And then I looked up and something magical happened.  I caught Luca dancing his way back to the dugout.  Dancing.  He had no idea that he just had his moment in the sun.  His opportunity for hero status.  He had no awareness that this time at bat was different from any other.  No searing disappointment.  No tears.  Blissful ignorance in motion.  He just wanted a hug from his momma, a blue Icee and what he always wants, the game ball.  Just for a moment, I was at peace, resting in the knowledge that there is a shred of innocence left.  All the drama of the day created by the adults.  On this day, I learned something.  Luca remained oblivious.  And for once, that was okay.

Let it Burn.

“When I have fears that I may cease to be before my pen has gleaned my teeming brain.”  -John Keats

I have some things to say, and until I say those things, it burns.  Not a roaring burst that must be instantly extinguished, but a low flame, a source of heat that lives beneath the light of my everyday.  The release that comes once I speak or write is pure peace, peace for the moment until the burn begins anew.  I can’t explain this.  I never have been able to understand why I used to lie in the bed reciting Bible story tapes I memorized while trying to take a nap, why I used to stand in the front of the mirror reciting my notes for a test the next day, why I used to rehearse conversations out loud before I had them, or why I used to practice the inflections and facial expressions for a properly articulated hook in a speech.  I can’t tell you why, but I can tell you how.  Teaching.  It has provided an outlet for this low burn for almost twenty years.  Teaching and the occasional speaking engagement or the infrequently posted written note for Facebook.  No doubt about it, my students have been my captive audience all this time, my test audience, my guinea pigs.  And I have loved every second of it.

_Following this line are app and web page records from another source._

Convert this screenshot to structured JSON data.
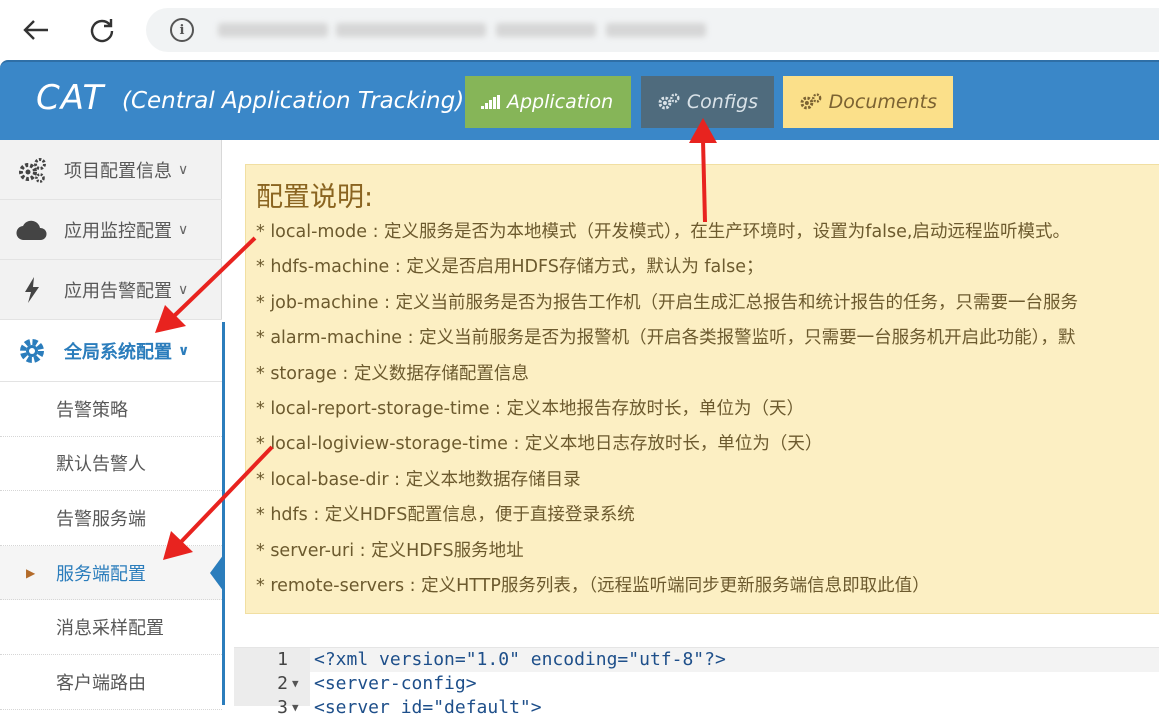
{
  "browser": {
    "back_icon": "arrow-left-icon",
    "reload_icon": "reload-icon",
    "info_glyph": "i"
  },
  "header": {
    "brand": "CAT",
    "brand_sub": "(Central Application Tracking)",
    "buttons": [
      {
        "label": "Application",
        "icon": "signal-icon",
        "color": "#86b558"
      },
      {
        "label": "Configs",
        "icon": "gears-icon",
        "color": "#4f6b7d"
      },
      {
        "label": "Documents",
        "icon": "gears-icon",
        "color": "#fbe08a"
      }
    ]
  },
  "sidebar": {
    "items": [
      {
        "label": "项目配置信息",
        "icon": "gears-icon"
      },
      {
        "label": "应用监控配置",
        "icon": "cloud-icon"
      },
      {
        "label": "应用告警配置",
        "icon": "bolt-icon"
      },
      {
        "label": "全局系统配置",
        "icon": "gear-icon"
      }
    ],
    "chevron": "∨",
    "sub_items": [
      "告警策略",
      "默认告警人",
      "告警服务端",
      "服务端配置",
      "消息采样配置",
      "客户端路由"
    ]
  },
  "note": {
    "title": "配置说明:",
    "lines": [
      "* local-mode : 定义服务是否为本地模式（开发模式），在生产环境时，设置为false,启动远程监听模式。",
      "* hdfs-machine : 定义是否启用HDFS存储方式，默认为 false；",
      "* job-machine : 定义当前服务是否为报告工作机（开启生成汇总报告和统计报告的任务，只需要一台服务",
      "* alarm-machine : 定义当前服务是否为报警机（开启各类报警监听，只需要一台服务机开启此功能），默",
      "* storage : 定义数据存储配置信息",
      "* local-report-storage-time : 定义本地报告存放时长，单位为（天）",
      "* local-logiview-storage-time : 定义本地日志存放时长，单位为（天）",
      "* local-base-dir : 定义本地数据存储目录",
      "* hdfs : 定义HDFS配置信息，便于直接登录系统",
      "* server-uri : 定义HDFS服务地址",
      "* remote-servers : 定义HTTP服务列表，（远程监听端同步更新服务端信息即取此值）"
    ]
  },
  "code": {
    "lines": [
      {
        "num": "1",
        "text": "<?xml version=\"1.0\" encoding=\"utf-8\"?>"
      },
      {
        "num": "2",
        "text": "<server-config>"
      },
      {
        "num": "3",
        "text": "   <server id=\"default\">"
      }
    ]
  },
  "colors": {
    "header_bg": "#3a87c8",
    "accent": "#2b7dbc",
    "note_bg": "#fcefc3",
    "arrow": "#e8231f"
  }
}
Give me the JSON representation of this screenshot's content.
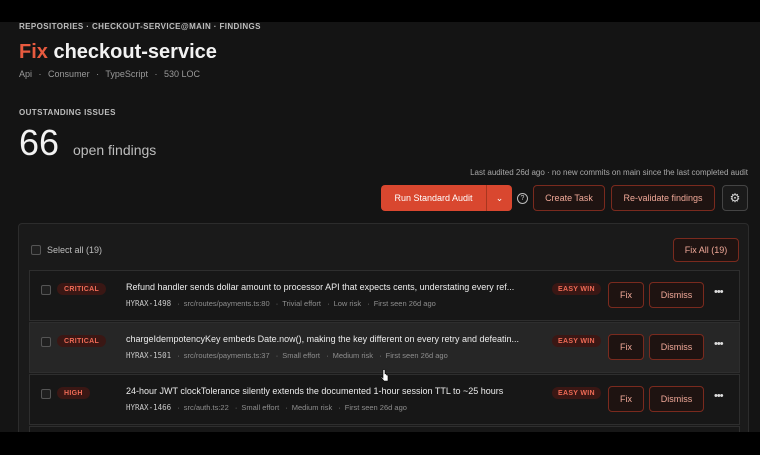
{
  "breadcrumb": "REPOSITORIES · CHECKOUT-SERVICE@MAIN · FINDINGS",
  "title": {
    "prefix": "Fix",
    "name": "checkout-service"
  },
  "meta": [
    "Api",
    "·",
    "Consumer",
    "·",
    "TypeScript",
    "·",
    "530 LOC"
  ],
  "issues": {
    "label": "OUTSTANDING ISSUES",
    "count": "66",
    "count_label": "open findings"
  },
  "audit_note": "Last audited 26d ago · no new commits on main since the last completed audit",
  "toolbar": {
    "run_audit": "Run Standard Audit",
    "dropdown": "⌄",
    "help": "?",
    "create_task": "Create Task",
    "revalidate": "Re-validate findings",
    "settings": "⚙"
  },
  "list": {
    "select_all": "Select all (19)",
    "fix_all": "Fix All (19)",
    "rows": [
      {
        "severity": "CRITICAL",
        "title": "Refund handler sends dollar amount to processor API that expects cents, understating every ref...",
        "id": "HYRAX-1498",
        "path": "src/routes/payments.ts:80",
        "effort": "Trivial effort",
        "risk": "Low risk",
        "seen": "First seen 26d ago",
        "tag": "EASY WIN",
        "fix": "Fix",
        "dismiss": "Dismiss",
        "more": "•••"
      },
      {
        "severity": "CRITICAL",
        "title": "chargeIdempotencyKey embeds Date.now(), making the key different on every retry and defeatin...",
        "id": "HYRAX-1501",
        "path": "src/routes/payments.ts:37",
        "effort": "Small effort",
        "risk": "Medium risk",
        "seen": "First seen 26d ago",
        "tag": "EASY WIN",
        "fix": "Fix",
        "dismiss": "Dismiss",
        "more": "•••"
      },
      {
        "severity": "HIGH",
        "title": "24-hour JWT clockTolerance silently extends the documented 1-hour session TTL to ~25 hours",
        "id": "HYRAX-1466",
        "path": "src/auth.ts:22",
        "effort": "Small effort",
        "risk": "Medium risk",
        "seen": "First seen 26d ago",
        "tag": "EASY WIN",
        "fix": "Fix",
        "dismiss": "Dismiss",
        "more": "•••"
      }
    ]
  },
  "colors": {
    "accent": "#d9472f",
    "severity_text": "#ef6b56",
    "background": "#141414"
  }
}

Now, however, I am craving a new outlet.  A different platform.  I have no intention of forsaking the teaching podium because I believe I was born for it.  However, there seems to be something calling me in the distance.  And believe me, if this burn could be doused by a Zantac or a Harley or a new relationship or some retail therapy or a pill, I would have found a way to shed myself of it long ago.  There is nothing quite as exquisitely painful as living near the edge of an unrealized dream.  So, I am going to let it burn.  Let the intensity grow until it burns away the apathy and the procrastination and the busy-ness that impedes the best of us.  And I don’t know where this lighted path will lead, but I am going to walk it anyway, being intentional about speaking my dreams aloud.  I don’t want to write merely for an intellectual exercise or a creative outlet.  To write honestly and to speak boldly.  For me, both acts are simple expressions of a grand pursuit of meaning and purpose defined in the light of an absolute and made most abundant in its shadow.  And this blog is the first step of that process.  So today is the day of declaring the burn, and I hope you will walk along this path with me, and carry your candle as well.  Let’s all walk  in the light of our shared dreams lest our fire burns out.